In the instance of deciding to build stadiums using only the state’s tax codes, Zaretsky has illustrated that the contribution to the economy will not be as big as how the NFL is trying to suggest. This can also pose problems deciding whether this bill will be beneficial or not if cities and states end up suffering because they decided to finance the stadiums themselves. Having the municipal bonds does alleviate this issue if the federal government helps finance your stadium by reducing the cost for the city; you can still see the return from your stadium during games, not much but because the cost is less for the city they can still reap a higher net gain than if they paid for all the cost themselves.
(Taken from https://www.stlouisfed.org/Publications/Regional-Economist/April-2001/Should-Cities-Pay-for-Sports-Facilities)
Football will continue to be one of Americas favorite past time. It has all the elements of entertainment and competitiveness that puts us on the edge of our seats cheering for our team but putting things into perspective we should also find time to consider the politics of our beloved sport. Senator Booker and Lankford have kept the nation’s best interest and initially, the bill does seem unattractive but considering Zaretsky’s argument he does make a convincing argument. The sales revenue from the stadium will be less than 1% this is true but this also means that when a stadium is being built the city must carefully consider the cost of the building. If the return doesn’t add up they should not have the authority to ask aid from the government to build a stadium. I support Senator Booker and Lankford’s sentiment that our federal finances should be invested more into the infrastructure of our state’s roads and schools. These will reap more benefit and have more utility than a stadium because we use roads and schools in our everyday lives, not stadiums. Even the maintenance involved is costly. Isn’t it time to reduce inefficient spending and more investment towards the people’s needs?
Featured Image Credit: Photo © Bleeding Green Nation

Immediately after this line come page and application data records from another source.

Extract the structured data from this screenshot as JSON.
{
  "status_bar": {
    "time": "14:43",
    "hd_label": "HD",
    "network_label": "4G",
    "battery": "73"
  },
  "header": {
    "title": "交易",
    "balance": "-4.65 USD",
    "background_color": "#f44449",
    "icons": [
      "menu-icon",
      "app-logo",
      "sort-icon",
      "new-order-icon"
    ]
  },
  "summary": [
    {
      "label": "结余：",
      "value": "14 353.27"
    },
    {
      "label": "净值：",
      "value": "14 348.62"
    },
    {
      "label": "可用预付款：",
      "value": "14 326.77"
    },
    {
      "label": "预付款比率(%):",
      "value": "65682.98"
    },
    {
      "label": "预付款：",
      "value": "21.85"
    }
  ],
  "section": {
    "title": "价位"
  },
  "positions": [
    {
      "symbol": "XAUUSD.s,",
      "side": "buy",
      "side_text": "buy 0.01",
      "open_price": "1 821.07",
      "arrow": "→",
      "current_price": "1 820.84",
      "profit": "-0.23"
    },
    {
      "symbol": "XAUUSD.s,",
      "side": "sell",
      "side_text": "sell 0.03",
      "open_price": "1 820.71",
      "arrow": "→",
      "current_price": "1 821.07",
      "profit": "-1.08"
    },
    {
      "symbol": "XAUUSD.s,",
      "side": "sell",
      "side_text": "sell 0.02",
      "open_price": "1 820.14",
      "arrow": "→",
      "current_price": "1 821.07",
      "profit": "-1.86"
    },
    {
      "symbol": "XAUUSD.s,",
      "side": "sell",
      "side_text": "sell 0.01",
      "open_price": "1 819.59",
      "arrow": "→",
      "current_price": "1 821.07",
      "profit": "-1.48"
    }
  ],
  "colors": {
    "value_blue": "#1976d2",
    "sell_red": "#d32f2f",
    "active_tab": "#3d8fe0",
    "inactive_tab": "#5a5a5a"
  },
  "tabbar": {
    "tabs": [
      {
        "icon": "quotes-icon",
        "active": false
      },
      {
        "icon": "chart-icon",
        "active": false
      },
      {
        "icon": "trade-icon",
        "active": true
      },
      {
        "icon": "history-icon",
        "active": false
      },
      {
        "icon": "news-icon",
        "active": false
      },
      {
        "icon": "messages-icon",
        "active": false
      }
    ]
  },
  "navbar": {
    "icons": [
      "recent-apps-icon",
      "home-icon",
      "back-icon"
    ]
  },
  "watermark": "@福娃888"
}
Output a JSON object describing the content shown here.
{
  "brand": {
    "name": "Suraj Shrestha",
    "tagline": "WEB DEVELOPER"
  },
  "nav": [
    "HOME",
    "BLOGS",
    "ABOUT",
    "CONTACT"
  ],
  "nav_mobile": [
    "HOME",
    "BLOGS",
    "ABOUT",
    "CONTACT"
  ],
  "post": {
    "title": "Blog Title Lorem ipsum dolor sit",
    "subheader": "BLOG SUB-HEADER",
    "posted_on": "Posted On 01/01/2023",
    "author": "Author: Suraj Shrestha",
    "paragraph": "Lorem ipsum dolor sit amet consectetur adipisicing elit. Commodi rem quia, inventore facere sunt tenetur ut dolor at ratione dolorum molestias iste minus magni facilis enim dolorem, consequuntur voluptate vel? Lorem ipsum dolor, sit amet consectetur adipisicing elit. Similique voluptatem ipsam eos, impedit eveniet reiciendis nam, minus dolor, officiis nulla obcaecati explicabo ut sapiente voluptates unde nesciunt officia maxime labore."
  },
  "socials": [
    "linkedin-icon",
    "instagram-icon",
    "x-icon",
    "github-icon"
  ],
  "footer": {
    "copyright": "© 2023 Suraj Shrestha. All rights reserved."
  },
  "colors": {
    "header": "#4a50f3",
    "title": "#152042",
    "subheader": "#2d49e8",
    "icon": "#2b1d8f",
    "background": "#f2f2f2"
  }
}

Source: 1) https://www.booker.senate.gov/?p=press_release&id=612 2) https://www.youtube.com/watch?v=5SS76LnBws8 3) https://www.congress.gov/115/bills/s1342/BILLS-115s1342is.pdf 4) https://www.stlouisfed.org/Publications/Regional-Economist/April-2001/Should-Cities-Pay-for-Sports-Facilities